AIM OF THE EXERCISE = In the entries below, find each line with the word "label" and return it.

RECORDS FOR THIS EXERCISE =
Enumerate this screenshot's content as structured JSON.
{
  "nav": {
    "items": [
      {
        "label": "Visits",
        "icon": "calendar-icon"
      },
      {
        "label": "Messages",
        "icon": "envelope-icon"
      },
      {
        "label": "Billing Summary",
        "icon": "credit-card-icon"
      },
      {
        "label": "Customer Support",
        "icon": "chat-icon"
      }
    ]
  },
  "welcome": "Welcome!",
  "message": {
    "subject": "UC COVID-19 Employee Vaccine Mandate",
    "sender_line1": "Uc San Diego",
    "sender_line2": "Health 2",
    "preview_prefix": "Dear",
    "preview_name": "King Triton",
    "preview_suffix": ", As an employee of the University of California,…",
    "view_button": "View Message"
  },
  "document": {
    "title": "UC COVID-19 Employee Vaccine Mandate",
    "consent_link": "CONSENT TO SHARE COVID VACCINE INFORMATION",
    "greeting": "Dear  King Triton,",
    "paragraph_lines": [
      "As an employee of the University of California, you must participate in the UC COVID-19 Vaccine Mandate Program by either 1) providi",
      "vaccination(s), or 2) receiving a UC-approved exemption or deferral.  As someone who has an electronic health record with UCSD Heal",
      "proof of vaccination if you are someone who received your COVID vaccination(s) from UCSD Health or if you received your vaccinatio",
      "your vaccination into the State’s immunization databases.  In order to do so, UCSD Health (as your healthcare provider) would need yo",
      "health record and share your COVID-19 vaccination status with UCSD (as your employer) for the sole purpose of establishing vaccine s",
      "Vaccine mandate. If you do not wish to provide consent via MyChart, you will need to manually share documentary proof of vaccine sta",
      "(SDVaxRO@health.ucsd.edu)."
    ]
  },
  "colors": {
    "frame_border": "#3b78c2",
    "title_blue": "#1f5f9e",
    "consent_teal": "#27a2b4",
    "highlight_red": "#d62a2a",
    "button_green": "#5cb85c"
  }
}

EXERCISE SOLUTION =
        "label": "Visits",
        "label": "Messages",
        "label": "Billing Summary",
        "label": "Customer Support",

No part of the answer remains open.